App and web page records
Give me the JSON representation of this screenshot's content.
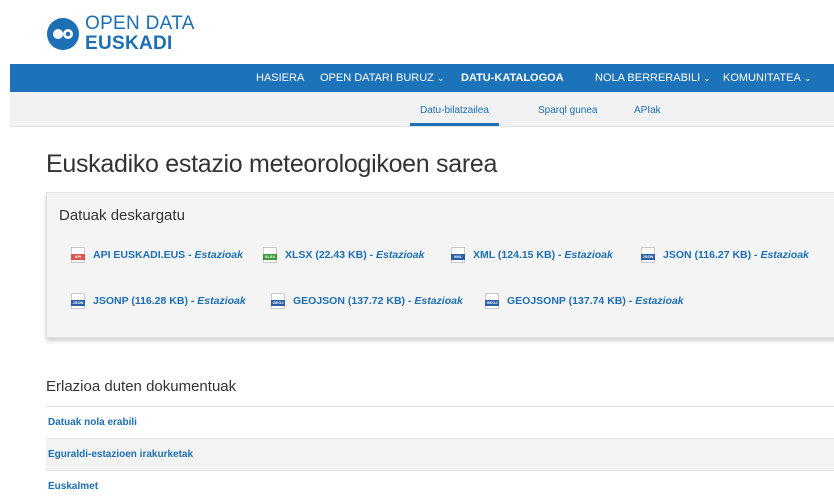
{
  "logo": {
    "line1": "OPEN DATA",
    "line2": "EUSKADI",
    "brand_color": "#1c6fb5"
  },
  "nav": {
    "items": [
      {
        "label": "HASIERA",
        "has_dropdown": false
      },
      {
        "label": "OPEN DATARI BURUZ",
        "has_dropdown": true
      },
      {
        "label": "DATU-KATALOGOA",
        "has_dropdown": false,
        "active": true
      },
      {
        "label": "NOLA BERRERABILI",
        "has_dropdown": true
      },
      {
        "label": "KOMUNITATEA",
        "has_dropdown": true
      }
    ],
    "chevron": "⌄"
  },
  "subnav": {
    "items": [
      {
        "label": "Datu-bilatzailea",
        "active": true
      },
      {
        "label": "Sparql gunea"
      },
      {
        "label": "APIak"
      }
    ]
  },
  "page": {
    "title": "Euskadiko estazio meteorologikoen sarea"
  },
  "downloads": {
    "title": "Datuak deskargatu",
    "items": [
      {
        "format": "API EUSKADI.EUS",
        "suffix": " - Estazioak",
        "icon": "api-file-icon",
        "icon_label": "API",
        "icon_color": "#d9534f"
      },
      {
        "format": "XLSX (22.43 KB)",
        "suffix": " - Estazioak",
        "icon": "xlsx-file-icon",
        "icon_label": "XLSX",
        "icon_color": "#3a9a3a"
      },
      {
        "format": "XML (124.15 KB)",
        "suffix": " - Estazioak",
        "icon": "xml-file-icon",
        "icon_label": "XML",
        "icon_color": "#2b5ea8"
      },
      {
        "format": "JSON (116.27 KB)",
        "suffix": " - Estazioak",
        "icon": "json-file-icon",
        "icon_label": "JSON",
        "icon_color": "#2b5ea8"
      },
      {
        "format": "JSONP (116.28 KB)",
        "suffix": " - Estazioak",
        "icon": "jsonp-file-icon",
        "icon_label": "JSON",
        "icon_color": "#2b5ea8"
      },
      {
        "format": "GEOJSON (137.72 KB)",
        "suffix": " - Estazioak",
        "icon": "geojson-file-icon",
        "icon_label": "GEOJ",
        "icon_color": "#2b5ea8"
      },
      {
        "format": "GEOJSONP (137.74 KB)",
        "suffix": " - Estazioak",
        "icon": "geojsonp-file-icon",
        "icon_label": "GEOJ",
        "icon_color": "#2b5ea8"
      }
    ]
  },
  "related": {
    "title": "Erlazioa duten dokumentuak",
    "items": [
      {
        "label": "Datuak nola erabili"
      },
      {
        "label": "Eguraldi-estazioen irakurketak"
      },
      {
        "label": "Euskalmet"
      }
    ]
  }
}
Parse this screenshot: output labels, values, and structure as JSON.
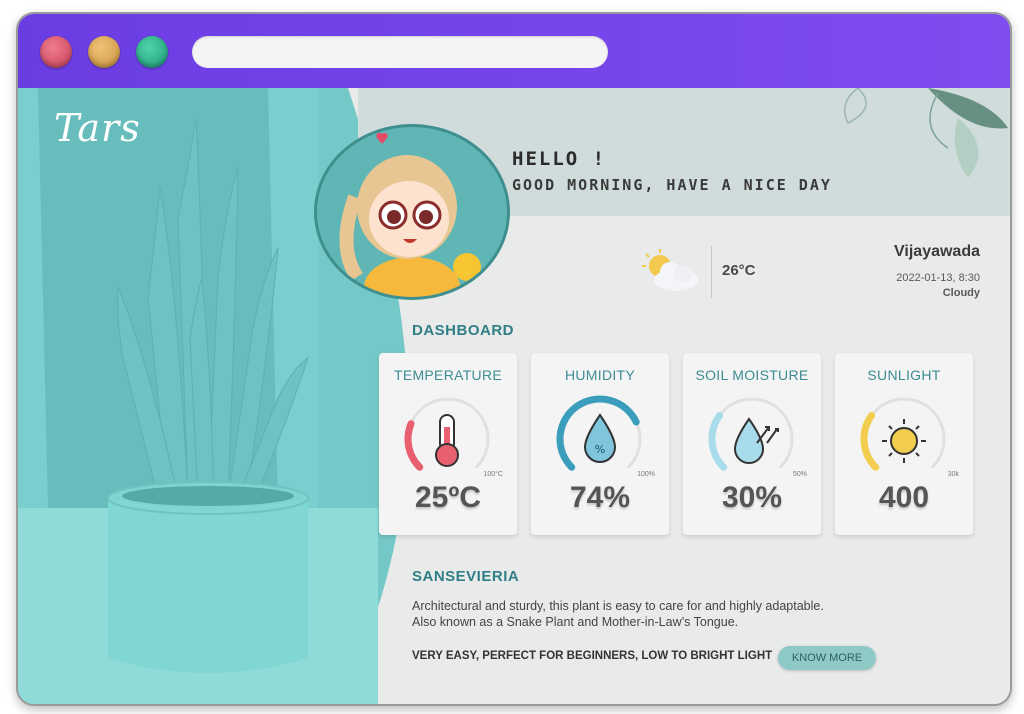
{
  "window": {
    "traffic_lights": [
      "close",
      "minimize",
      "maximize"
    ],
    "accent": "#6a3de3"
  },
  "brand": {
    "logo_text": "Tars"
  },
  "greeting": {
    "title": "HELLO !",
    "subtitle": "GOOD MORNING, HAVE A NICE DAY"
  },
  "weather": {
    "icon": "partly-cloudy-icon",
    "temperature": "26°C",
    "city": "Vijayawada",
    "datetime": "2022-01-13, 8:30",
    "condition": "Cloudy"
  },
  "dashboard": {
    "heading": "DASHBOARD",
    "cards": [
      {
        "title": "TEMPERATURE",
        "value": "25ºC",
        "max_label": "100°C",
        "fraction": 0.25,
        "color": "#e8606f",
        "icon": "thermometer-icon"
      },
      {
        "title": "HUMIDITY",
        "value": "74%",
        "max_label": "100%",
        "fraction": 0.74,
        "color": "#3a9dbb",
        "icon": "water-drop-percent-icon"
      },
      {
        "title": "SOIL MOISTURE",
        "value": "30%",
        "max_label": "50%",
        "fraction": 0.3,
        "color": "#a9dcea",
        "icon": "soil-moisture-icon"
      },
      {
        "title": "SUNLIGHT",
        "value": "400",
        "max_label": "30k",
        "fraction": 0.3,
        "color": "#f2cd4e",
        "icon": "sun-icon"
      }
    ]
  },
  "plant": {
    "name": "SANSEVIERIA",
    "description_line1": "Architectural and sturdy, this plant is easy to care for and highly adaptable.",
    "description_line2": "Also known as a Snake Plant and Mother-in-Law’s Tongue.",
    "tags": "VERY EASY, PERFECT FOR BEGINNERS, LOW TO BRIGHT LIGHT",
    "button_label": "KNOW MORE"
  }
}
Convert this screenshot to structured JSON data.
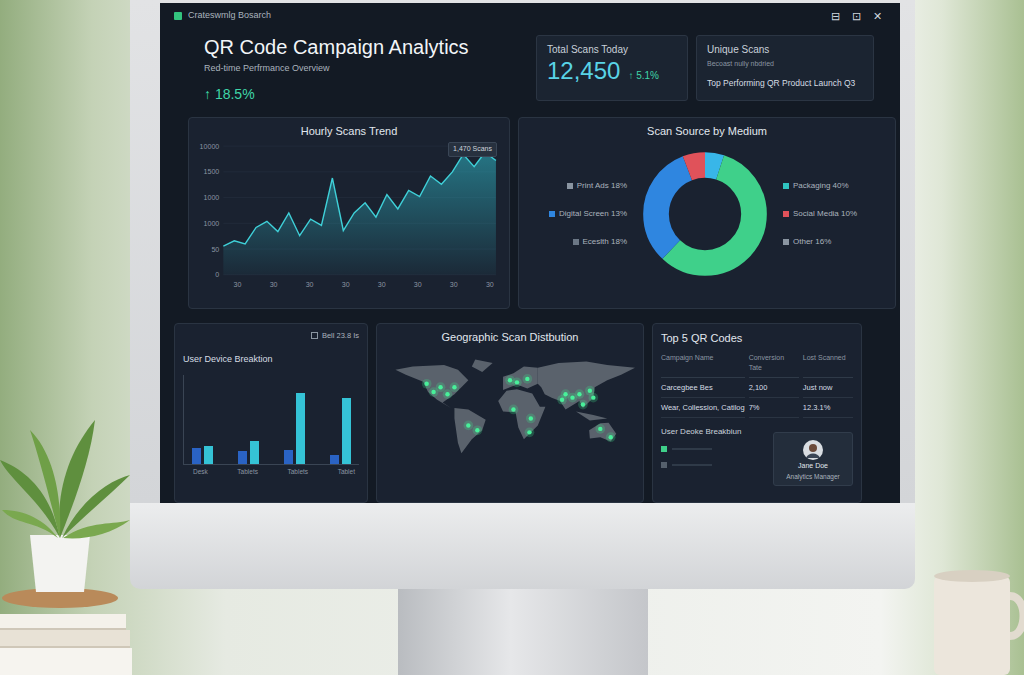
{
  "window": {
    "title": "Crateswmlg Bosarch",
    "controls": [
      "⊟",
      "⊡",
      "✕"
    ]
  },
  "header": {
    "title": "QR Code Campaign Analytics",
    "subtitle": "Red-time Perfrmance Overview",
    "change": "↑ 18.5%"
  },
  "kpis": [
    {
      "kind": "metric",
      "label": "Total Scans Today",
      "value": "12,450",
      "change": "↑ 5.1%"
    },
    {
      "kind": "text",
      "label": "Unique Scans",
      "note": "Becoast nully nbdried",
      "value": "Top Performing QR Product Launch Q3"
    }
  ],
  "hourly_chart": {
    "title": "Hourly Scans Trend",
    "y_ticks": [
      "10000",
      "1500",
      "1000",
      "1000",
      "50",
      "0"
    ],
    "x_ticks": [
      "30",
      "30",
      "30",
      "30",
      "30",
      "30",
      "30",
      "30"
    ],
    "tooltip": "1,470 Scans",
    "series": [
      {
        "values": [
          280,
          330,
          300,
          460,
          520,
          420,
          600,
          380,
          540,
          480,
          940,
          430,
          600,
          700,
          560,
          780,
          640,
          820,
          760,
          960,
          880,
          1000,
          1170,
          1050,
          1190,
          1110
        ]
      }
    ]
  },
  "source_chart": {
    "title": "Scan Source by Medium",
    "segments": [
      {
        "value": 5,
        "color": "#38b6e8"
      },
      {
        "value": 57,
        "color": "#3fd08a"
      },
      {
        "value": 32,
        "color": "#2f86e0"
      },
      {
        "value": 6,
        "color": "#e0525a"
      }
    ],
    "legend_left": [
      {
        "label": "Print Ads 18%",
        "color": "#8a95a1"
      },
      {
        "label": "Digital Screen 13%",
        "color": "#2f86e0"
      },
      {
        "label": "Eceslth 18%",
        "color": "#6b7785"
      }
    ],
    "legend_right": [
      {
        "label": "Packaging 40%",
        "color": "#2fc4c0"
      },
      {
        "label": "Social Media 10%",
        "color": "#e0525a"
      },
      {
        "label": "Other 16%",
        "color": "#8a95a1"
      }
    ]
  },
  "device_chart": {
    "title": "User Device Breaktion",
    "badge": "Bell 23.8 Is",
    "categories": [
      "Desk",
      "Tablets",
      "Tablets",
      "Tablet"
    ],
    "series": [
      {
        "color": "#2a63c4",
        "values": [
          18,
          14,
          16,
          10
        ]
      },
      {
        "color": "#35c3d6",
        "values": [
          20,
          26,
          80,
          74
        ]
      }
    ]
  },
  "map": {
    "title": "Geographic Scan Distbution",
    "pins": [
      {
        "lon": -120,
        "lat": 45
      },
      {
        "lon": -100,
        "lat": 40
      },
      {
        "lon": -80,
        "lat": 40
      },
      {
        "lon": -90,
        "lat": 30
      },
      {
        "lon": -110,
        "lat": 33
      },
      {
        "lon": -60,
        "lat": -15
      },
      {
        "lon": -47,
        "lat": -22
      },
      {
        "lon": 0,
        "lat": 50
      },
      {
        "lon": 10,
        "lat": 47
      },
      {
        "lon": 25,
        "lat": 52
      },
      {
        "lon": 5,
        "lat": 8
      },
      {
        "lon": 30,
        "lat": -5
      },
      {
        "lon": 28,
        "lat": -25
      },
      {
        "lon": 75,
        "lat": 22
      },
      {
        "lon": 80,
        "lat": 30
      },
      {
        "lon": 100,
        "lat": 30
      },
      {
        "lon": 115,
        "lat": 35
      },
      {
        "lon": 105,
        "lat": 15
      },
      {
        "lon": 90,
        "lat": 25
      },
      {
        "lon": 120,
        "lat": 25
      },
      {
        "lon": 145,
        "lat": -32
      },
      {
        "lon": 130,
        "lat": -20
      }
    ]
  },
  "top_codes": {
    "title": "Top 5 QR Codes",
    "columns": [
      "Campaign Name",
      "Conversion Tate",
      "Lost Scanned"
    ],
    "rows": [
      [
        "Carcegbee Bes",
        "2,100",
        "Just now"
      ],
      [
        "Wear, Collession, Catilog",
        "7%",
        "12.3.1%"
      ]
    ],
    "subtitle": "User Deoke Breakbiun",
    "items": [
      {
        "color": "#3fd08a"
      },
      {
        "color": "#55606c"
      }
    ],
    "user": {
      "name": "Jane Doe",
      "role": "Analytics Manager"
    }
  }
}
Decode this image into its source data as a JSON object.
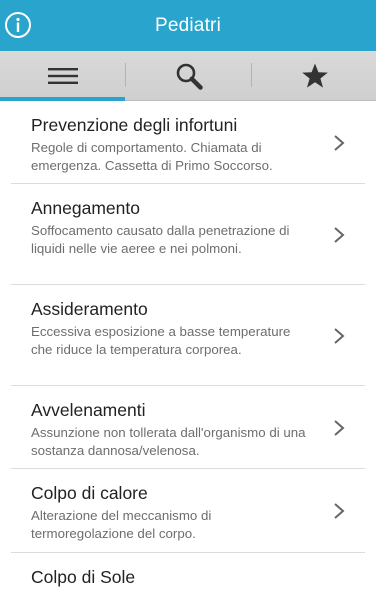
{
  "app": {
    "title": "Pediatri",
    "header_color": "#29a4cc"
  },
  "tabs": [
    {
      "icon": "menu-icon",
      "selected": true
    },
    {
      "icon": "search-icon",
      "selected": false
    },
    {
      "icon": "star-icon",
      "selected": false
    }
  ],
  "items": [
    {
      "title": "Prevenzione degli infortuni",
      "description": "Regole di comportamento. Chiamata di emergenza. Cassetta di Primo Soccorso."
    },
    {
      "title": "Annegamento",
      "description": "Soffocamento causato dalla penetrazione di liquidi nelle vie aeree e nei polmoni."
    },
    {
      "title": "Assideramento",
      "description": "Eccessiva esposizione a basse temperature che riduce la temperatura corporea."
    },
    {
      "title": "Avvelenamenti",
      "description": "Assunzione non tollerata dall'organismo di una sostanza dannosa/velenosa."
    },
    {
      "title": "Colpo di calore",
      "description": "Alterazione del meccanismo di termoregolazione del corpo."
    },
    {
      "title": "Colpo di Sole",
      "description": ""
    }
  ]
}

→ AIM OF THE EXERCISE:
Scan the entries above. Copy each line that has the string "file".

→ RESULT OF THE EXERCISE:
        "icon": "api-file-icon",
        "icon": "xlsx-file-icon",
        "icon": "xml-file-icon",
        "icon": "json-file-icon",
        "icon": "jsonp-file-icon",
        "icon": "geojson-file-icon",
        "icon": "geojsonp-file-icon",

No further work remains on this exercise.